Elvis overtook Cobain this year to become the No. 1 deceased earner once again. Cobain never made the Top 10.
I don’t think it’s sick, it’s just their habits. If they was always a cheap person money has not changed them.
But what can I say, Im not a billionaire,lol
What confuse people is that they think they have to be cheap to make millions, not true
Perhaps they have discovered the value of simplicity. They seem to be both free of want and free of fear. I am not sure if this is the case with all of them—but I admire their ability to keep desire for things at bay.
I don’t think it’s sick either. It might just have been those same habits that allowed them to amass such large fortunes. Oprah is always saying how she saves things like the ends of bread and uses them somewhere. It’s just a way of thinking and being.

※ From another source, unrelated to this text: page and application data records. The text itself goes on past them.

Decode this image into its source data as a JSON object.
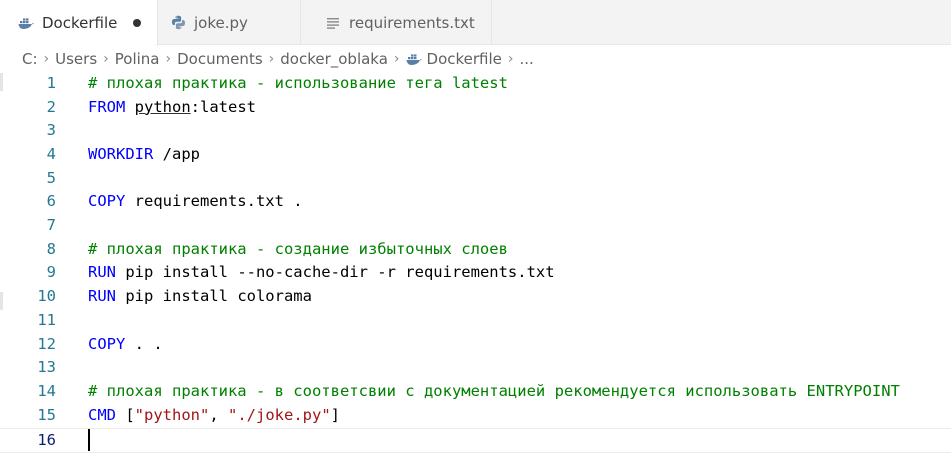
{
  "tabs": [
    {
      "label": "Dockerfile",
      "icon": "docker-icon",
      "active": true,
      "modified": true
    },
    {
      "label": "joke.py",
      "icon": "python-icon",
      "active": false
    },
    {
      "label": "requirements.txt",
      "icon": "text-file-icon",
      "active": false
    }
  ],
  "breadcrumb": {
    "items": [
      "C:",
      "Users",
      "Polina",
      "Documents",
      "docker_oblaka",
      "Dockerfile",
      "..."
    ]
  },
  "editor": {
    "line_numbers": [
      "1",
      "2",
      "3",
      "4",
      "5",
      "6",
      "7",
      "8",
      "9",
      "10",
      "11",
      "12",
      "13",
      "14",
      "15",
      "16"
    ],
    "lines": {
      "l1_comment": "# плохая практика - использование тега latest",
      "l2_kw": "FROM",
      "l2_image": "python",
      "l2_rest": ":latest",
      "l4_kw": "WORKDIR",
      "l4_rest": " /app",
      "l6_kw": "COPY",
      "l6_rest": " requirements.txt .",
      "l8_comment": "# плохая практика - создание избыточных слоев",
      "l9_kw": "RUN",
      "l9_rest": " pip install --no-cache-dir -r requirements.txt",
      "l10_kw": "RUN",
      "l10_rest": " pip install colorama",
      "l12_kw": "COPY",
      "l12_rest": " . .",
      "l14_comment": "# плохая практика - в соответсвии с документацией рекомендуется использовать ENTRYPOINT",
      "l15_kw": "CMD",
      "l15_open": " [",
      "l15_str1": "\"python\"",
      "l15_comma": ", ",
      "l15_str2": "\"./joke.py\"",
      "l15_close": "]"
    },
    "current_line": 16
  },
  "colors": {
    "comment": "#008000",
    "keyword": "#0000ff",
    "string": "#a31515",
    "line_number": "#237893",
    "docker_blue": "#2496ed",
    "python_blue": "#3572a5"
  }
}
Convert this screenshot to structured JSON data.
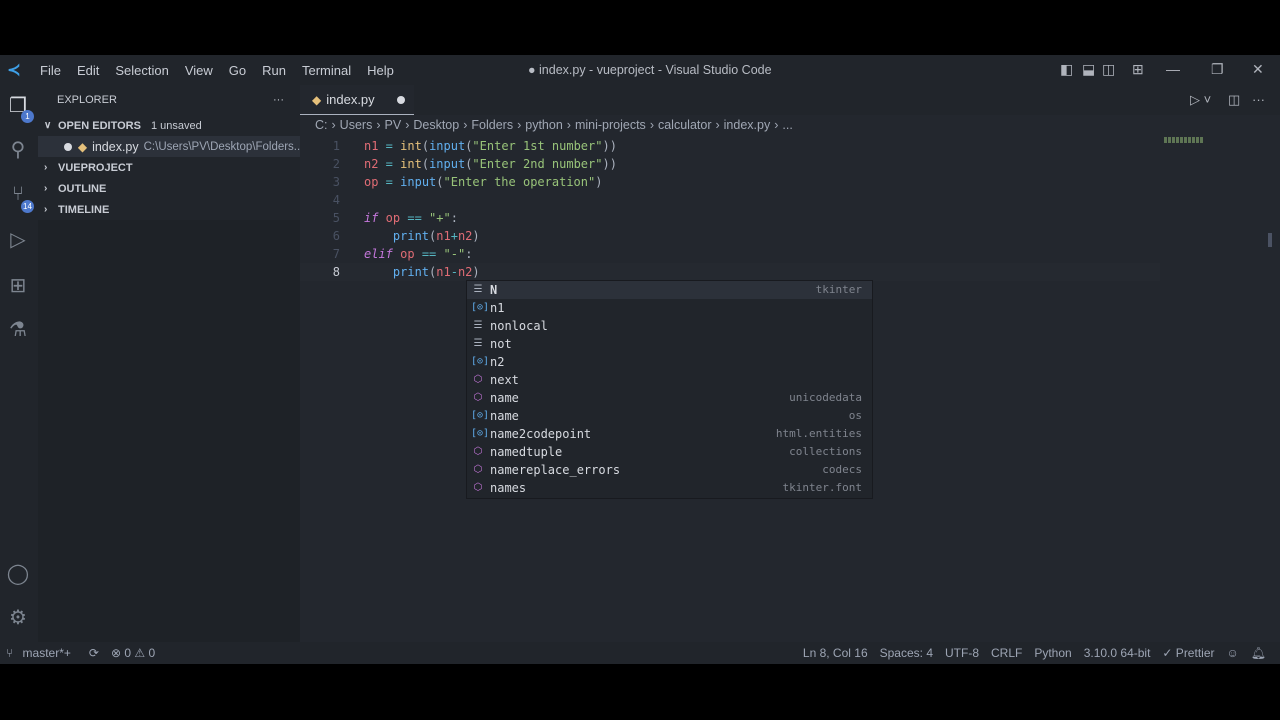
{
  "titlebar": {
    "menu": [
      "File",
      "Edit",
      "Selection",
      "View",
      "Go",
      "Run",
      "Terminal",
      "Help"
    ],
    "title": "● index.py - vueproject - Visual Studio Code"
  },
  "activity": {
    "explorer_badge": "1",
    "scm_badge": "14"
  },
  "sidebar": {
    "title": "EXPLORER",
    "more": "···",
    "open_editors": "OPEN EDITORS",
    "unsaved": "1 unsaved",
    "open_file": "index.py",
    "open_file_path": "C:\\Users\\PV\\Desktop\\Folders...",
    "sections": [
      "VUEPROJECT",
      "OUTLINE",
      "TIMELINE"
    ]
  },
  "tab": {
    "label": "index.py"
  },
  "breadcrumbs": [
    "C:",
    "Users",
    "PV",
    "Desktop",
    "Folders",
    "python",
    "mini-projects",
    "calculator",
    "index.py",
    "..."
  ],
  "code": [
    {
      "n": "1",
      "t": [
        [
          "v",
          "n1"
        ],
        [
          "o",
          " = "
        ],
        [
          "b",
          "int"
        ],
        [
          "p",
          "("
        ],
        [
          "f",
          "input"
        ],
        [
          "p",
          "("
        ],
        [
          "s",
          "\"Enter 1st number\""
        ],
        [
          "p",
          "))"
        ]
      ]
    },
    {
      "n": "2",
      "t": [
        [
          "v",
          "n2"
        ],
        [
          "o",
          " = "
        ],
        [
          "b",
          "int"
        ],
        [
          "p",
          "("
        ],
        [
          "f",
          "input"
        ],
        [
          "p",
          "("
        ],
        [
          "s",
          "\"Enter 2nd number\""
        ],
        [
          "p",
          "))"
        ]
      ]
    },
    {
      "n": "3",
      "t": [
        [
          "v",
          "op"
        ],
        [
          "o",
          " = "
        ],
        [
          "f",
          "input"
        ],
        [
          "p",
          "("
        ],
        [
          "s",
          "\"Enter the operation\""
        ],
        [
          "p",
          ")"
        ]
      ]
    },
    {
      "n": "4",
      "t": []
    },
    {
      "n": "5",
      "t": [
        [
          "k",
          "if"
        ],
        [
          "v",
          " op"
        ],
        [
          "o",
          " == "
        ],
        [
          "s",
          "\"+\""
        ],
        [
          "p",
          ":"
        ]
      ]
    },
    {
      "n": "6",
      "t": [
        [
          "p",
          "    "
        ],
        [
          "f",
          "print"
        ],
        [
          "p",
          "("
        ],
        [
          "v",
          "n1"
        ],
        [
          "o",
          "+"
        ],
        [
          "v",
          "n2"
        ],
        [
          "p",
          ")"
        ]
      ]
    },
    {
      "n": "7",
      "t": [
        [
          "k",
          "elif"
        ],
        [
          "v",
          " op"
        ],
        [
          "o",
          " == "
        ],
        [
          "s",
          "\"-\""
        ],
        [
          "p",
          ":"
        ]
      ]
    },
    {
      "n": "8",
      "t": [
        [
          "p",
          "    "
        ],
        [
          "f",
          "print"
        ],
        [
          "p",
          "("
        ],
        [
          "v",
          "n1"
        ],
        [
          "o",
          "-"
        ],
        [
          "v",
          "n2"
        ],
        [
          "p",
          ")"
        ]
      ]
    }
  ],
  "suggestions": [
    {
      "icon": "kw",
      "label": "N",
      "detail": "tkinter"
    },
    {
      "icon": "var",
      "label": "n1",
      "detail": ""
    },
    {
      "icon": "kw",
      "label": "nonlocal",
      "detail": ""
    },
    {
      "icon": "kw",
      "label": "not",
      "detail": ""
    },
    {
      "icon": "var",
      "label": "n2",
      "detail": ""
    },
    {
      "icon": "mod",
      "label": "next",
      "detail": ""
    },
    {
      "icon": "mod",
      "label": "name",
      "detail": "unicodedata"
    },
    {
      "icon": "var",
      "label": "name",
      "detail": "os"
    },
    {
      "icon": "var",
      "label": "name2codepoint",
      "detail": "html.entities"
    },
    {
      "icon": "mod",
      "label": "namedtuple",
      "detail": "collections"
    },
    {
      "icon": "mod",
      "label": "namereplace_errors",
      "detail": "codecs"
    },
    {
      "icon": "mod",
      "label": "names",
      "detail": "tkinter.font"
    }
  ],
  "status": {
    "branch": "master*+",
    "problems": "⊗ 0 ⚠ 0",
    "position": "Ln 8, Col 16",
    "spaces": "Spaces: 4",
    "encoding": "UTF-8",
    "eol": "CRLF",
    "language": "Python",
    "interpreter": "3.10.0 64-bit",
    "formatter": "✓ Prettier"
  }
}
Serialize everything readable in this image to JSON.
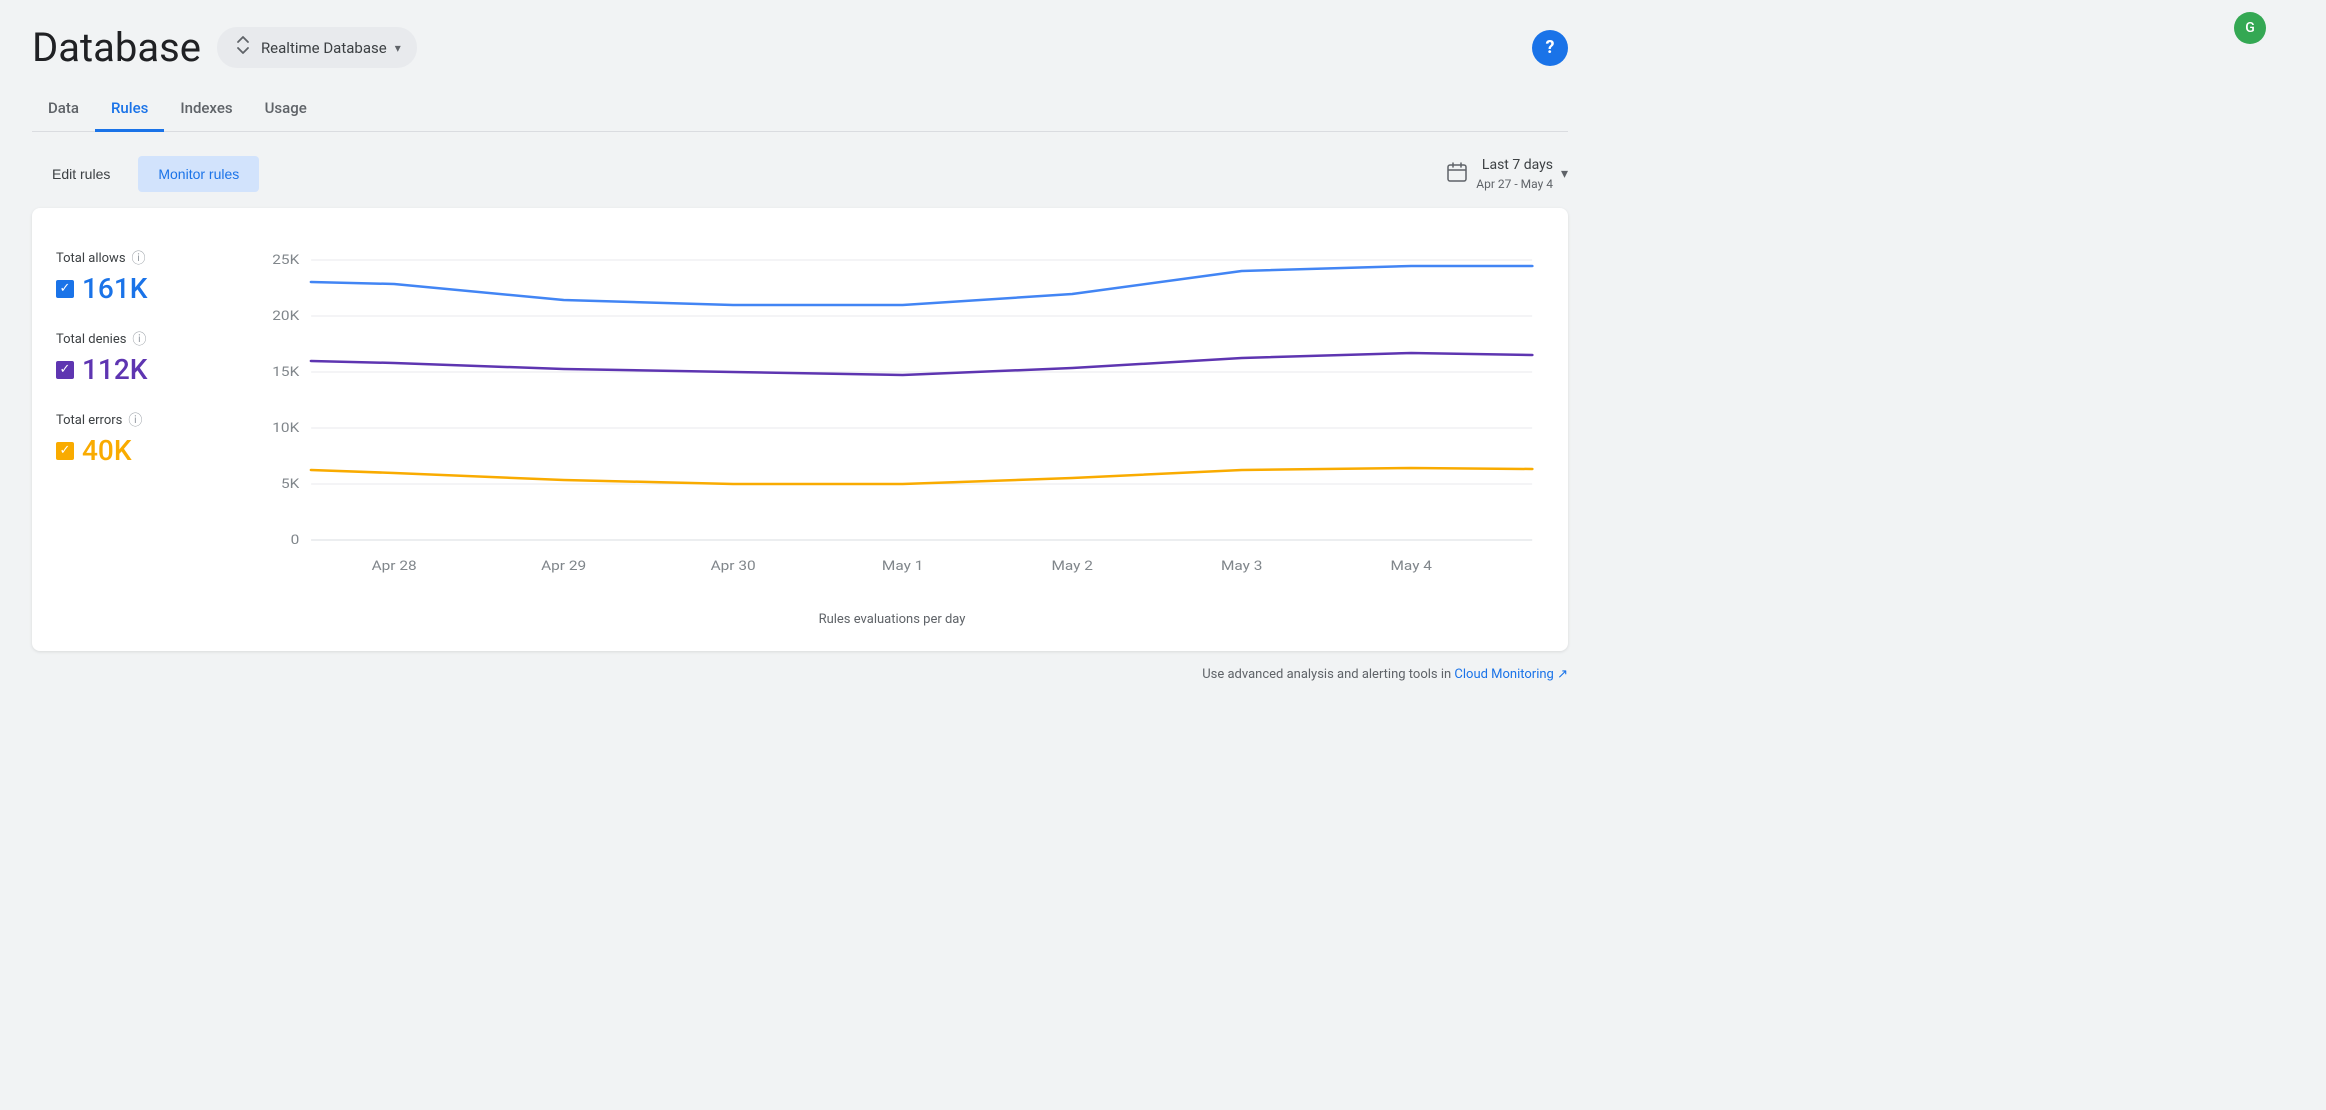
{
  "page": {
    "title": "Database"
  },
  "db_selector": {
    "label": "Realtime Database",
    "icon": "⇌"
  },
  "help_button": {
    "label": "?"
  },
  "tabs": [
    {
      "id": "data",
      "label": "Data",
      "active": false
    },
    {
      "id": "rules",
      "label": "Rules",
      "active": true
    },
    {
      "id": "indexes",
      "label": "Indexes",
      "active": false
    },
    {
      "id": "usage",
      "label": "Usage",
      "active": false
    }
  ],
  "controls": {
    "edit_rules_label": "Edit rules",
    "monitor_rules_label": "Monitor rules",
    "date_range_main": "Last 7 days",
    "date_range_sub": "Apr 27 - May 4"
  },
  "chart": {
    "title": "Rules evaluations per day",
    "y_labels": [
      "25K",
      "20K",
      "15K",
      "10K",
      "5K",
      "0"
    ],
    "x_labels": [
      "Apr 28",
      "Apr 29",
      "Apr 30",
      "May 1",
      "May 2",
      "May 3",
      "May 4"
    ],
    "series": [
      {
        "name": "Total allows",
        "value": "161K",
        "color": "#4285f4",
        "colorName": "blue",
        "points": [
          0.92,
          0.82,
          0.79,
          0.78,
          0.8,
          0.93,
          0.97,
          0.98
        ]
      },
      {
        "name": "Total denies",
        "value": "112K",
        "color": "#5e35b1",
        "colorName": "purple",
        "points": [
          0.61,
          0.57,
          0.54,
          0.55,
          0.55,
          0.62,
          0.65,
          0.64
        ]
      },
      {
        "name": "Total errors",
        "value": "40K",
        "color": "#f9ab00",
        "colorName": "yellow",
        "points": [
          0.23,
          0.22,
          0.2,
          0.19,
          0.2,
          0.22,
          0.23,
          0.23
        ]
      }
    ]
  },
  "footer": {
    "note_text": "Use advanced analysis and alerting tools in ",
    "link_text": "Cloud Monitoring",
    "external_icon": "↗"
  }
}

I thought Warren Buffett only had his original home until I found out about his one in Irvine Cove, most pricey for Orange County, CA.
@ Sandy – You see nothing ‘unusual’ about somebody who has over a $1 Billion (and, is earning more at the rate of hundreds of millions a year) who saves the ends of bread?
If you go without, but you can afford it … in my mind that’s the same as going with, but you can’t afford it. Two sides of the same coin.
excellent post. thanks for typing that. I agree that when you hit the billion dollar mark, the scrimping can stop.
@ David – Thanks! But, I didn’t just type it: there was a LOT of cutting/pasting and a LITTLE thinking that went into it, as well 😛
“in my opinion, there’s NO lesson to be learned from a multi-millionaire or billionaire who lives like a miser”
You are wrong. The idea of being frugal just to save money and keep it to yourself is sick. However, that is different from the idea of living the simple life even though you have the means of affording luxry, with the idea of giving away what you have earned to the less fortunate. Warren Buffet pledged 85% of his fortune to charity. But then those who are worried about their own comfort woudln’t understand this or learn anything from billionares who live the simple life.
“one then wonders why you bother with the whole “let’s get rich” thing, anyway?”
Well, who said that was their initial dream? Have they said their dream was to amass wealth? They got rich doing what they did.
A world that truly idolizes luxury will always wonder why people who are wealthy live the simple life.
@ Bijoy – I am looking forward to reading your blog: The Life of the Frugal Billionaire 🙂
I like Scott’s answer here. I am not interested in certain things (possessions) so No matter my income level at any stage of life, I wouldn’t be spending on those things.However, there are things that are quite important to me , and thats what I would chose to spend my money on. Now , as for wearing shoes from a dumpster, when you have millions or even billions, this is just plain stupid. No one says you need to buy 200.00 or 2,000.00 shoes, but come on , at least buy some shoes right?
I saw a UK documentary about Warren Buffett and it appears that he has the same small house forever and rarely changes is car. When he does buy a new one he get a hail-damaged one. He’s rich because he’s tight with his cash.